“I’ve been working towards making more theatrical and interactive work. This show scratched the surface of that and is something I want to delve deeper into in the future. Multiple times during rehearsal for this piece I would just look around and be like “What is this show??” These are professional, classically trained dancers and I’m making them put on a full puppet show. But I think it pays off. We took a lot of risks in this show — audience participation, speaking, improvisation — and at the end of the day that’s what I want from my work: pushing myself, pushing my dancers, pushing my audience.” –Megan Rhodes
Fear is so human. We experience it daily and this show was my way of picking it apart and facing the monsters in my own closet.
“We wanted to take the audience on a journey during the performance and have them experience this emotional change in real time. This show heavily explored the use of humor, but there’s also this underlying darkness. Fear is so human. We experience it daily and this show was my way of picking it apart and facing the monsters in my own closet.
Creating this evening length show was equal parts draining and invigorating. It was a creative push, but also a push for endurance. Staying in the same world without breaking for an hour is exhausting, but I love going to that place. Throughout our upcoming season we are focusing on shorter work and projects with the intention of taking on another evening-length beast in the spring.” — Megan Rhodes
Peckish Rhodes Performing Arts Society will be co-hosting Take Up Space with Moonwater Dance Project November 21-24, 2019 at The Den Theatre ( 1333 N Milwaukee Ave, Chicago, IL 60622).
The festival celebrates women in dance and features performances by Peckish Rhodes Performing Arts Society, Moonwater Dance Project, 2nd Best Dance Company, Alysia Johnson, Banks Performance Project, Kaitlin Webster, Nicole Lemelin, Abby Stachnick, Cattywampus Dance, Forward. the movement, Hanna Bricston and Hot Crowd.

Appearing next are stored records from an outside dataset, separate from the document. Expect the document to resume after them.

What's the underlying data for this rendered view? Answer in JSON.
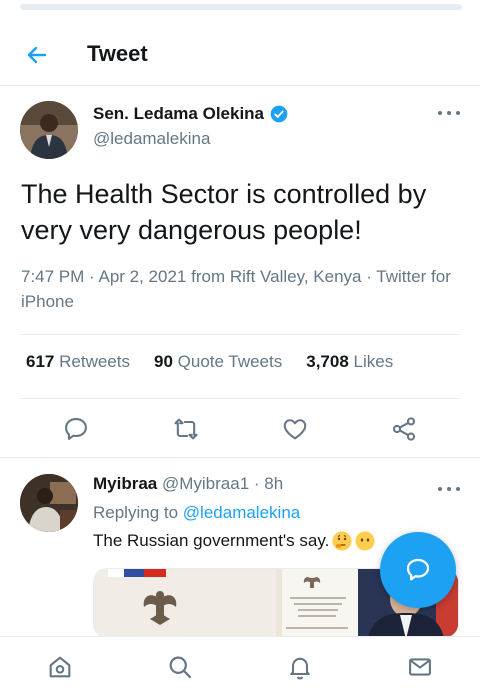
{
  "header": {
    "title": "Tweet"
  },
  "tweet": {
    "author_name": "Sen. Ledama Olekina",
    "author_handle": "@ledamalekina",
    "text": "The Health Sector is controlled by very very dangerous people!",
    "meta": "7:47 PM · Apr 2, 2021 from Rift Valley, Kenya · Twitter for iPhone",
    "stats": {
      "retweets_count": "617",
      "retweets_label": "Retweets",
      "quotes_count": "90",
      "quotes_label": "Quote Tweets",
      "likes_count": "3,708",
      "likes_label": "Likes"
    }
  },
  "reply": {
    "author_name": "Myibraa",
    "author_handle": "@Myibraa1",
    "time": "· 8h",
    "replying_prefix": "Replying to",
    "replying_to": "@ledamalekina",
    "text": "The Russian government's say."
  },
  "colors": {
    "accent": "#1da1f2",
    "text_primary": "#14171a",
    "text_secondary": "#657786",
    "divider": "#e6ecf0"
  },
  "icons": {
    "back": "arrow-left-icon",
    "verified": "verified-badge-icon",
    "more": "more-horizontal-icon",
    "reply": "comment-icon",
    "retweet": "retweet-icon",
    "like": "heart-icon",
    "share": "share-icon",
    "compose": "compose-icon",
    "nav_home": "home-icon",
    "nav_search": "search-icon",
    "nav_notifications": "bell-icon",
    "nav_messages": "mail-icon"
  }
}
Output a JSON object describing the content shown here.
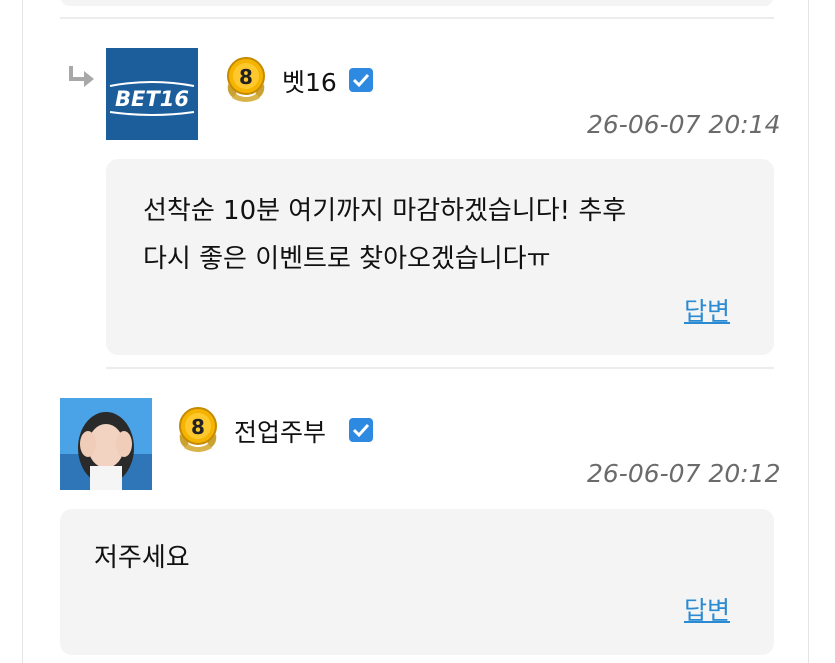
{
  "comments": [
    {
      "username": "벳16",
      "level": "8",
      "avatar_text": "BET16",
      "timestamp": "26-06-07 20:14",
      "text_lines": [
        "선착순 10분 여기까지 마감하겠습니다! 추후",
        "다시 좋은 이벤트로 찾아오겠습니다ㅠ"
      ],
      "reply_label": "답변",
      "is_reply": true
    },
    {
      "username": "전업주부",
      "level": "8",
      "timestamp": "26-06-07 20:12",
      "text_lines": [
        "저주세요"
      ],
      "reply_label": "답변",
      "is_reply": false
    }
  ],
  "colors": {
    "link": "#2a8ad2",
    "verified": "#2d8ae0",
    "bubble": "#f4f4f4",
    "badge_gold": "#f5b400",
    "avatar_blue": "#1c5d9c"
  }
}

Tickets to Take Up Space are available via The Den Theatre.
To learn more about Peckish Rhodes Performing Arts Society and additional performances, visit www.peckishrhodes.com.